2. The record contains no video of the traffic stop.
3. The parties stipulated to the facts surrounding the reading of the implied consent notice, including a stipulation that “the implied consent was timely read, age appropriate, and it was the statutory implied consent notice that the officer was required to read under Georgia's implied consent law.”
4. Although Williams gave both a blood and urine sample, he abandoned any challenge to the urine test and his argument on the motion to suppress focused on the blood test.
5. In fact, the State defined the issue before the trial court in the same manner in its argument at the September 2, 2015 motion hearing.
6. The trial court also found that the officer had testified that Williams sometimes laid down in his seat while driving. Although we found no testimony from the officer to that effect, the witness who reported Williams's driving to police testified at the bench trial that he saw Williams lean over so far that his head would disappear from view when he made a driving maneuver such as a turn.
7. When Williams's defense counsel objected to the State's questions addressing the performance of the field sobriety tests, the trial court ruled “based on the Supreme Court's direction to look at the totality of the circumstances, I think the interaction between the officer and the Defendant are relevant to the determination we make today.”
8. We have no independently verifiable evidence such as a videotape to lessen the deference due to the trial court in making this determination. See State v. Reid, ––– Ga. App. –––– (Case No. A16A1237, decided April 22, 2016) (relying on videotape of traffic stop to reverse grant of motion to suppress); State v. Depol, 336 Ga. App. 191 (784 SE2d 51) (2016) (same). Compare Bowman, ––– Ga. App. at –––– (finding that videotape supported trial court's findings).
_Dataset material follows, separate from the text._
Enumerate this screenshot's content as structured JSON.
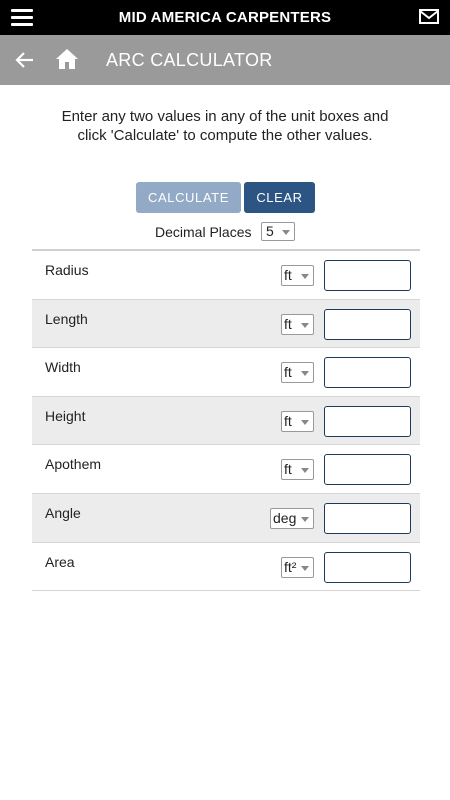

9. Even though the officer testified that he believed Williams understood what was being said to him during the encounter,[t]he trier of fact is not obligated to believe a witness even if the testimony is uncontradicted and may accept or reject any portion of the testimony. ․ [Thus,] a rational trier of fact can choose to reject even “undisputed” testimony. ․ Factors such as demeanor, contradictory or inconsistent statements and evidence that an officer had “ulterior motives” can all lead a finder of fact to disregard testimony by an officer. ․(Citation omitted.) Brown v. State, 293 Ga. 787, 804 (3) (b) (2) (750 SE2d 148) (2013).
Miller, P. J., and McFadden, J., concur